Getting things done. It’s been my obsession the last six months or so. We weren’t planning on moving, so when a great career opportunity came my husband’s way, ready to move we were not.
Once the deal was made, he was gone in two weeks. I remained behind in St. Louis to get the house ready to sell. The problem was we had multiple repair and renovation projects underway. They all needed to be completed before we could even put the house on the market.
So began the parade of contractors and handymen and repairmen. In between I was painting and cleaning and trying to get rid of junk. I started a spreadsheet listing all the projects, scheduled completion dates, and how much it cost. I gave up when I had 92 items on the list.
No matter how I tried, I couldn’t keep up with the pressure to hurry up, get it all done. Worst was thinking something was done, and it wasn’t. Always something. I broke a guide off a sliding door while I was painting. The real estate agent, thinking a light switch turned instead of slid up and down, broke it off. More stuff to be fixed. Contractors painted walls of a closet. Then I found my husband wanted the ceiling painted as well.
Anxiety fueled my frenzy to finish tasks, driving me to hurry. Frustration reigned as the universe seemed to conspire to get in my way, to cause delays, to make what should be simple tasks complicated. I felt like a time bomb, ready to explode the second my schedule was disrupted.

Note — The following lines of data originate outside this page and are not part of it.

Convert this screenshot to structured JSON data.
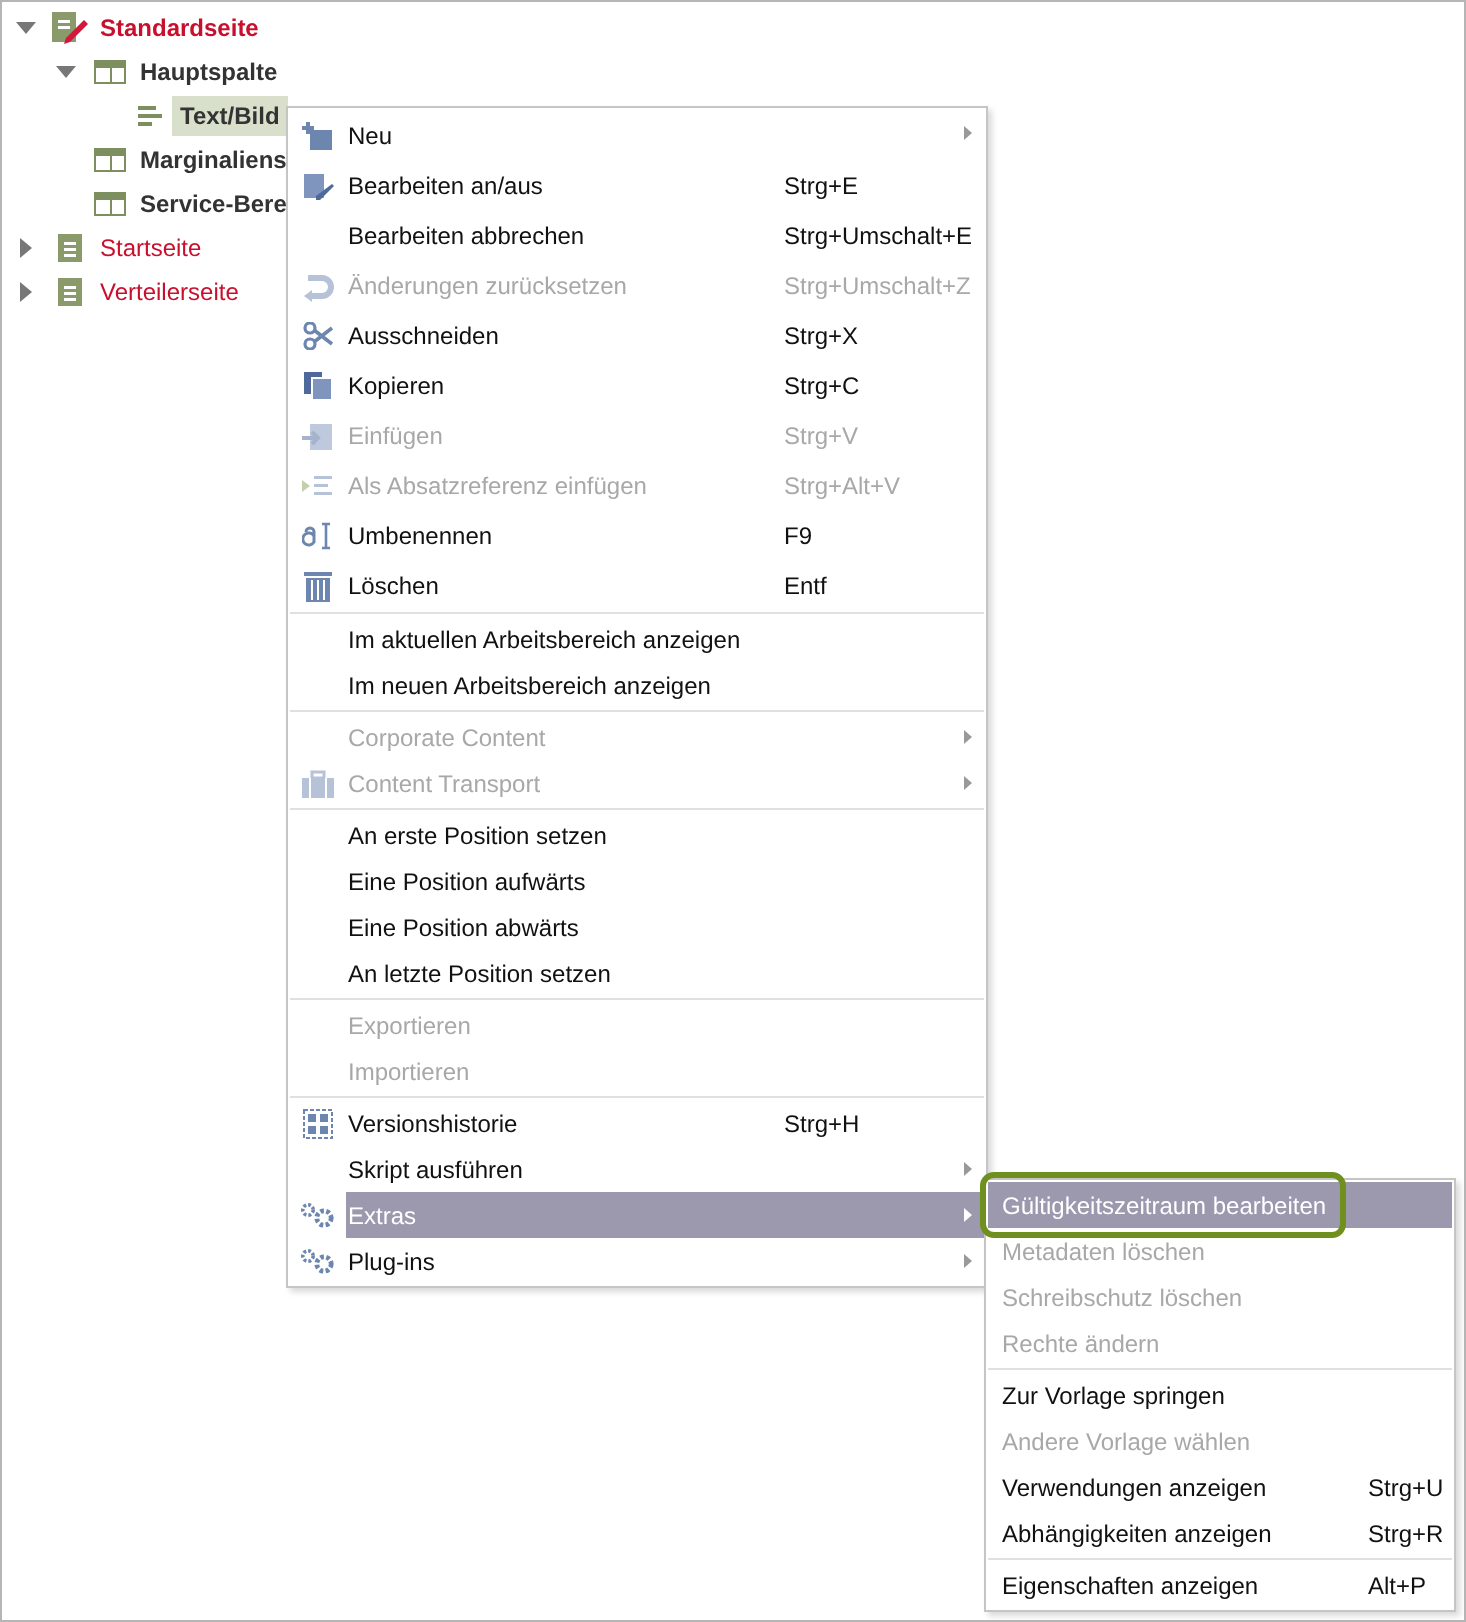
{
  "tree": [
    {
      "label": "Standardseite",
      "kind": "page",
      "bold": true,
      "expanded": true,
      "children": [
        {
          "label": "Hauptspalte",
          "kind": "column",
          "bold": true,
          "expanded": true,
          "selected": false,
          "children": [
            {
              "label": "Text/Bild",
              "kind": "paragraph",
              "bold": true,
              "selected": true
            }
          ]
        },
        {
          "label": "Marginaliens",
          "kind": "column",
          "bold": true,
          "selected": false
        },
        {
          "label": "Service-Bere",
          "kind": "column",
          "bold": true,
          "selected": false
        }
      ],
      "selected": false
    },
    {
      "label": "Startseite",
      "kind": "page",
      "bold": false,
      "expanded": false,
      "selected": false
    },
    {
      "label": "Verteilerseite",
      "kind": "page",
      "bold": false,
      "expanded": false,
      "selected": false
    }
  ],
  "context_menu": {
    "groups": [
      [
        {
          "label": "Neu",
          "kind": "new",
          "has_submenu": true,
          "disabled": false,
          "selected": false
        },
        {
          "label": "Bearbeiten an/aus",
          "shortcut": "Strg+E",
          "kind": "edit",
          "has_submenu": false,
          "disabled": false,
          "selected": false
        },
        {
          "label": "Bearbeiten abbrechen",
          "shortcut": "Strg+Umschalt+E",
          "kind": "plain",
          "has_submenu": false,
          "disabled": false,
          "selected": false
        },
        {
          "label": "Änderungen zurücksetzen",
          "shortcut": "Strg+Umschalt+Z",
          "kind": "undo",
          "has_submenu": false,
          "disabled": true,
          "selected": false
        },
        {
          "label": "Ausschneiden",
          "shortcut": "Strg+X",
          "kind": "cut",
          "has_submenu": false,
          "disabled": false,
          "selected": false
        },
        {
          "label": "Kopieren",
          "shortcut": "Strg+C",
          "kind": "copy",
          "has_submenu": false,
          "disabled": false,
          "selected": false
        },
        {
          "label": "Einfügen",
          "shortcut": "Strg+V",
          "kind": "paste",
          "has_submenu": false,
          "disabled": true,
          "selected": false
        },
        {
          "label": "Als Absatzreferenz einfügen",
          "shortcut": "Strg+Alt+V",
          "kind": "reference",
          "has_submenu": false,
          "disabled": true,
          "selected": false
        },
        {
          "label": "Umbenennen",
          "shortcut": "F9",
          "kind": "rename",
          "has_submenu": false,
          "disabled": false,
          "selected": false
        },
        {
          "label": "Löschen",
          "shortcut": "Entf",
          "kind": "delete",
          "has_submenu": false,
          "disabled": false,
          "selected": false
        }
      ],
      [
        {
          "label": "Im aktuellen Arbeitsbereich anzeigen",
          "kind": "plain",
          "has_submenu": false,
          "disabled": false,
          "selected": false
        },
        {
          "label": "Im neuen Arbeitsbereich anzeigen",
          "kind": "plain",
          "has_submenu": false,
          "disabled": false,
          "selected": false
        }
      ],
      [
        {
          "label": "Corporate Content",
          "kind": "plain",
          "has_submenu": true,
          "disabled": true,
          "selected": false
        },
        {
          "label": "Content Transport",
          "kind": "transport",
          "has_submenu": true,
          "disabled": true,
          "selected": false
        }
      ],
      [
        {
          "label": "An erste Position setzen",
          "kind": "plain",
          "has_submenu": false,
          "disabled": false,
          "selected": false
        },
        {
          "label": "Eine Position aufwärts",
          "kind": "plain",
          "has_submenu": false,
          "disabled": false,
          "selected": false
        },
        {
          "label": "Eine Position abwärts",
          "kind": "plain",
          "has_submenu": false,
          "disabled": false,
          "selected": false
        },
        {
          "label": "An letzte Position setzen",
          "kind": "plain",
          "has_submenu": false,
          "disabled": false,
          "selected": false
        }
      ],
      [
        {
          "label": "Exportieren",
          "kind": "plain",
          "has_submenu": false,
          "disabled": true,
          "selected": false
        },
        {
          "label": "Importieren",
          "kind": "plain",
          "has_submenu": false,
          "disabled": true,
          "selected": false
        }
      ],
      [
        {
          "label": "Versionshistorie",
          "shortcut": "Strg+H",
          "kind": "history",
          "has_submenu": false,
          "disabled": false,
          "selected": false
        },
        {
          "label": "Skript ausführen",
          "kind": "plain",
          "has_submenu": true,
          "disabled": false,
          "selected": false
        },
        {
          "label": "Extras",
          "kind": "gears",
          "has_submenu": true,
          "disabled": false,
          "selected": true
        },
        {
          "label": "Plug-ins",
          "kind": "gears",
          "has_submenu": true,
          "disabled": false,
          "selected": false
        }
      ]
    ]
  },
  "submenu": {
    "groups": [
      [
        {
          "label": "Gültigkeitszeitraum bearbeiten",
          "disabled": false,
          "selected": true,
          "outlined": true
        },
        {
          "label": "Metadaten löschen",
          "disabled": true,
          "selected": false,
          "outlined": false
        },
        {
          "label": "Schreibschutz löschen",
          "disabled": true,
          "selected": false,
          "outlined": false
        },
        {
          "label": "Rechte ändern",
          "disabled": true,
          "selected": false,
          "outlined": false
        }
      ],
      [
        {
          "label": "Zur Vorlage springen",
          "disabled": false,
          "selected": false,
          "outlined": false
        },
        {
          "label": "Andere Vorlage wählen",
          "disabled": true,
          "selected": false,
          "outlined": false
        },
        {
          "label": "Verwendungen anzeigen",
          "shortcut": "Strg+U",
          "disabled": false,
          "selected": false,
          "outlined": false
        },
        {
          "label": "Abhängigkeiten anzeigen",
          "shortcut": "Strg+R",
          "disabled": false,
          "selected": false,
          "outlined": false
        }
      ],
      [
        {
          "label": "Eigenschaften anzeigen",
          "shortcut": "Alt+P",
          "disabled": false,
          "selected": false,
          "outlined": false
        }
      ]
    ]
  }
}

Some relief came when I finally moved to Wisconsin. I worked hard for a few weeks to get everything unpacked and some order back in my life. Oh happy day when the movers came back to pick up the empty boxes.
Then I saw it. A forgotten moving box, full of paper, still in the dining room. Could I never get it right? Am I just incapable of finishing anything? Why can’t I get anything done?
In looking back, it didn’t have to be that hard. Over the next few weeks, God showed me that:
Things don’t get done because I rush and don’t check
This I can control. I can be more patient, take my time and check that everything is done correctly without causing problems that require more work.
Things don’t get done because I expect to get too many done
When under pressure, the daily to do list gets longer and longer. When I set myself realistic goals for the day and kept at them, I had a greater sense of accomplishment and wasn’t racing to finish too many things at once.
Things don’t get done because I don’t ask for help
Just as Moses learned the importance of delegation, so I learned to ask for help. My sweet husband did all he could to help me from afar. Many friends and neighbors were more than happy to lend a hand, once they knew just what they could do. I didn’t have to wear myself out, trying to go it alone.
Things don’t get done because other things come up
Anyone who’s done home repair knows that you start fixing one thing, you see something else that needs to be done. The key is to not let the new projects become the priority, but to work them in logically so that everything can get done efficiently. Sometimes the other things in life that come up are divine appointments. His agenda is not always mine, and I need to be open to a little flexibility.
And what about all the anxiety, frustration and even rage I was feeling?
His grace is sufficient
My worth in God’s eyes does not depend on my ability to complete multiple home repair tasks in an incredibly short period of time. My worth depends on the grace He extends to me, through His Son, Jesus Christ. If I’ve made a good effort but don’t finish everything on my list, God’s love for me is unchanged.
And grace abounds. When my husband saw how discouraged I was over the left-behind box, he got rid of it for me. Task completed.
So I tell myself to take heart! Jesus finished His work on the cross, and He will finish the work He has begun in me, eternal work that is more important than any list of mine.